Drinks writer Peter Ranscombe selects five wines to go with wild mushrooms.

FEW ingredients are as versatile as mushrooms, offering plenty of pairing opportunities, from crisp whites that cut through sauces and creamy chardonnay that accentuates buttery accompaniments all the way through to fresh and fruity reds for meatier dishes.

Check out the wild mushroom recipes in the October 2018 issue of Scottish Field magazine and the full wine matches below

Abbotts & Delaunay Fruits Sauvage Sauvignon Blanc, 2017
Crisp, citrus-focused sauvignon blanc pairs nicely with lighter mushroom dishes. I was really impressed with this fresh sauvignon, which was made with grapes grown in the Aude, Gard and Hérault regions in the South of France. It’s got good structure, but enough fruity flavours to balance its acidity.

Zapallares Reserva Riesling, 2017
When you want a refreshing white to cut through a rich sauce then riesling is a great contender. The grape is most famous for being grown in Germany and Austria, but it’s well-worth exploring some of its new world incarnations too, such as this example from the Casablanca valley in Chile. Like the sauvignon blanc, there’s a great balance between the acidity and the fruit, which here focuses around grapefruit flavours.

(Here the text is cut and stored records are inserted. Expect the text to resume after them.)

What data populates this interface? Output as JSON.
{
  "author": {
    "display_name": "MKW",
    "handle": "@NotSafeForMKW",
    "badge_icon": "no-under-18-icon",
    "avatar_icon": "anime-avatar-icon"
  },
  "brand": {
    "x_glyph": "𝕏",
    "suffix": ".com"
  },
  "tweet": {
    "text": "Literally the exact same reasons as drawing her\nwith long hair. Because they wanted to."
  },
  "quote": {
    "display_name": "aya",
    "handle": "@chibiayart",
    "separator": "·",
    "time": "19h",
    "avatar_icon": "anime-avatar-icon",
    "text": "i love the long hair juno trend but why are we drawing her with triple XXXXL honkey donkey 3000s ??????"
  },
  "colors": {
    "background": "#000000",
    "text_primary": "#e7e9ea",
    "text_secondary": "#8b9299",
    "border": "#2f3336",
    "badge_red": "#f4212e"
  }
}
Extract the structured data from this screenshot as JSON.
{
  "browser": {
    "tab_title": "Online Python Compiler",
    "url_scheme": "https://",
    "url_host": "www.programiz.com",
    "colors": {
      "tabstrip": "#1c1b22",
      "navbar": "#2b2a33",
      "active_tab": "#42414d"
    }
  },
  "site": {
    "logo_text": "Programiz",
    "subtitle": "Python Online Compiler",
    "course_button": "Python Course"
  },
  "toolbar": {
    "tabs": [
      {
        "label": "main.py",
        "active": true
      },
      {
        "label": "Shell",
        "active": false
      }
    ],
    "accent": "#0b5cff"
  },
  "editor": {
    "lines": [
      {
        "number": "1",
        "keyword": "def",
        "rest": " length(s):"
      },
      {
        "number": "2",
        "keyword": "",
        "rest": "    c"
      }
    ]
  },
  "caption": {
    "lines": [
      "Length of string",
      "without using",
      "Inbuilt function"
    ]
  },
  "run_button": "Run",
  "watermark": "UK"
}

Elephant Hill Estate Chardonnay, 2015
Corney & Barrow
Buttery chardonnay will nicely complement the butter in your frying pan, making for an even richer combination. It’s never good when smoky or buttery flavours over-power a wine, but this chardonnay from Elephant Hill in New Zealand strikes the right balance. It was one of the stars of the show for me at a recent tasting of the winery’s bottles, alongside its delicious syrah.

Montes Outer Limits Old Roots Itata Cinsault, 2017
Exel Wines
The savoury notes in his Chilean red will work beautifully with the earthy flavours of wild mushrooms. Cinsault isn’t often seen as a standalone grape variety, usually making its way into blends in the South of France, but more and more producers in South Africa and here in Chile are producing interesting examples. Aurelio Montes’s wines from Chile are consistently reliable, as are those made by his son, Aurelio Junior, across the Andes in Argentina.

La Vierge, Pinot Noir, Hemel En Aarde, South Africa, 2012
Superbly-balanced woodsmoke, cranberry and redcurrant to accompany the most elegant dishes. Splashing out on pinor noir is always a treat and this South African sample comes complete with fresh red berry flavours and sweet and nutty touches of caramel. This pinot noir comes from Winebuyers, a new website that allows customers to buy bottles from a selection of around 30,000 bottles made by producers in nearly 40 countries – a breath-taking range, and well worth a look.